• Remove the foil. Quickly hold a compressed air canister upside-down and spray the dent for about 30 seconds
• The dent should pop out by itself.6
It is a decision that will have a major impact on your bank account: replace your garage door or keep on repairing it?
Knowing whether to repair or replace your garage will save you money and frustration. Continually repairing a door that should be replaced is time-consuming and a safety hazard. Replacing a door that can be repaired is a huge waste of money and it wastes natural resources by landfilling large materials.
When to Repair
• Door Stops Working: The solution to doors that do not move could be as simple as dead batteries in the remote control or a flipped circuit breaker.
• Door Feels Heavy: Heavy doors are often the result of worn torsion springs. Replacement of springs is a job for a garage technician.
• One or Two Panels Damaged: Dents in metal sectional panels can be fixed with a compressed air hack or pounded out from the back with a rubber mallet.

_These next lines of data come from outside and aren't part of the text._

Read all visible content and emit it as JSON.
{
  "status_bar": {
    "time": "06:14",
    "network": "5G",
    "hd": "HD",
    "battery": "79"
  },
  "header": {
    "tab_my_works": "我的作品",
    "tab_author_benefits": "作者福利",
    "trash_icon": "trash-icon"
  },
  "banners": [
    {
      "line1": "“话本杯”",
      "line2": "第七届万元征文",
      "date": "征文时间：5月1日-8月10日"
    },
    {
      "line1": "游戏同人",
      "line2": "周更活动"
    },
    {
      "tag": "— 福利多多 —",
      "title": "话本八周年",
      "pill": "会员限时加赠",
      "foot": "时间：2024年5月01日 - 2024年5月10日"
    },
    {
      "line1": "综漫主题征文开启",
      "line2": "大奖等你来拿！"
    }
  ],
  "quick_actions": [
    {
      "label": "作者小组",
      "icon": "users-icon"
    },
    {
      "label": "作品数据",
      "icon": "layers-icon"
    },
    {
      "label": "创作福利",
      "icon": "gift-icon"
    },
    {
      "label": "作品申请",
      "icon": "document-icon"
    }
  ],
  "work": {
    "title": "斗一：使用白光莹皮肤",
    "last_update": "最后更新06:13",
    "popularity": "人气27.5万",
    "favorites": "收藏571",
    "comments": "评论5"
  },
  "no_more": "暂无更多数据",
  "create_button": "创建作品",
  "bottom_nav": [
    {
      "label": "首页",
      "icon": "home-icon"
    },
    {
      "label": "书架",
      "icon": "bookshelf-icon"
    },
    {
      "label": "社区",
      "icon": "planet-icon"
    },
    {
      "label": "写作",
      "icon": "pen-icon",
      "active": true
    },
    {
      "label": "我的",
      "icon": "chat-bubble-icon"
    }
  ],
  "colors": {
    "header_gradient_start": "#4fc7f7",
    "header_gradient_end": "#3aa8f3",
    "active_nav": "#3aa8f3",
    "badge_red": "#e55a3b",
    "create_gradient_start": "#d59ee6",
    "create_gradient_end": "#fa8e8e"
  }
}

Or you can replace individual panels rather than the entire door.
When to Replace
• Door is Severely Damaged: When a vehicle has hit the door, even lightly, the door, roller tracks, rollers, brackets, springs, and a host of other parts may be damaged.
• Door Always Giving You Problems: If you have been spot-repairing your door for over three years, you may want to cut your losses and replace it.
• Door Is Older-Style Model: It may have safety or functional problems that are difficult to fix.7
Keep your garage door and related mechanisms in top shape with this guide to garage door maintenance, upkeep, and safety.
Source: Fix.com Blog
Photo: Getty Images